Pak army has derailed the peace process many times in past: Army chief
With uncertainty looming over the upcoming Indo-Pak foreign secretary-level talks in the wake of the Pathankot terror strike, army chief General Dalbir Singh on Wednesday blamed the Pakistani army for derailing the peace process several times.india Updated: Jan 13, 2016 22:07 IST
With uncertainty looming over the upcoming Indo-Pak foreign secretary-level talks in the wake of the Pathankot terror strike, army chief General Dalbir Singh on Wednesday blamed the Pakistani army for derailing the peace process several times.
“It has done it a number of times in the past. I am not saying it in this (Pathankot) connection,” Singh said when asked if the Pathankot strike was an attempt by the neighbouring army and the ISI to disrupt talks.
Asked if the army could pull off covert operations to destroy terror camps in Pakistan-occupied Kashmir (PoK), Singh said his force was ready and competent to carry out any task assigned to it.

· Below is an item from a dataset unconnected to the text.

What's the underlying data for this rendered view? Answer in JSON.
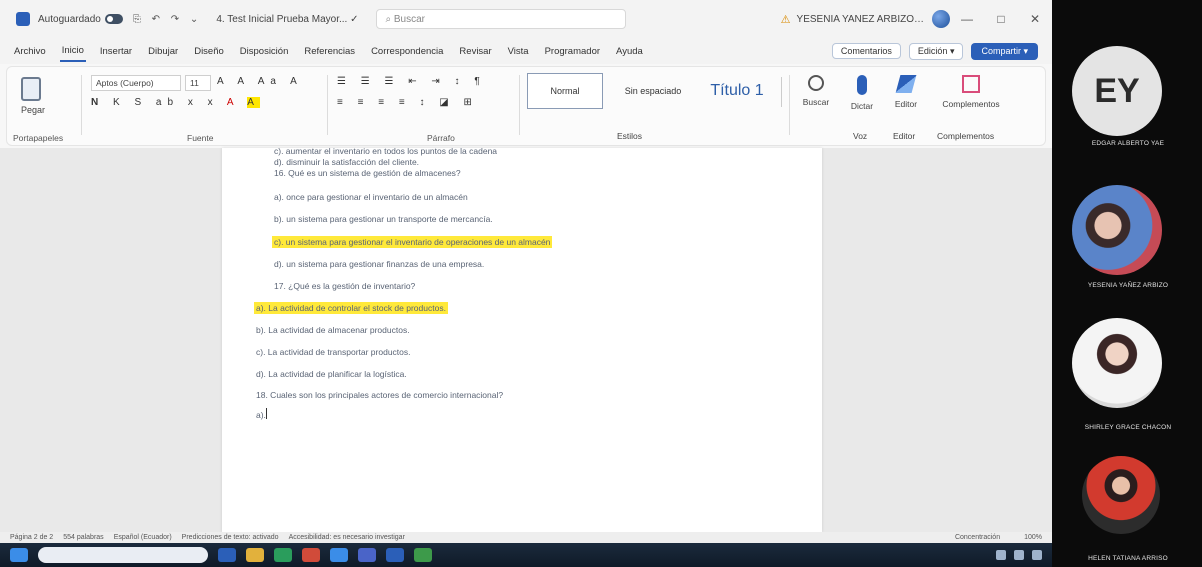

His comment came on the heels of defence minister Manohar Parrikar’s remark on Monday that any individual or organisation harming the country should be made to suffer the pain for their actions and “how, when and where should be your choice.”
Singh said 17 terror camps were active in PoK, down from 42 a few years ago due to mounting global pressure on Pakistan.
Six Pakistani terrorists stormed the Pathankot fighter base on January 2, killing seven soldiers before being neutralised. Questions were raised about India’s response and the operation running too long, but Singh asserted there was no lack of coordination among the agencies and the operation took time to ensure fewer casualties.
“There was complete synergy among the agencies,” he told reporters at his customary media briefing ahead of Army Day on January 15.
Asked why the operation took four days, he said the matter was “best left to commanders on the ground.”
Singh said the army personnel were not under anybody’s command, except the Western Army commander, seeking to dismiss reports of a tussle for control of the operation between the National Security Guard, the army and air force.
“Lessons definitely need to be learnt from Pathankot,” he said. But he was quick to point out that it would be premature to elaborate on the issue before the National Investigation Agency completing its probe.
Singh brushed aside criticism of the NSG’s deployment, saying the force was called as there were concerns about a hostage situation at the airbase that houses over 10,000 people.
He said the motive of the attack was to inflict “maximum casualties” and trigger “media hype.”
Singh said terrorists were breaching the Punjab border as the LoC counter-infiltration grid had been tightened in J&K and “they are exploring new areas” to sneak in.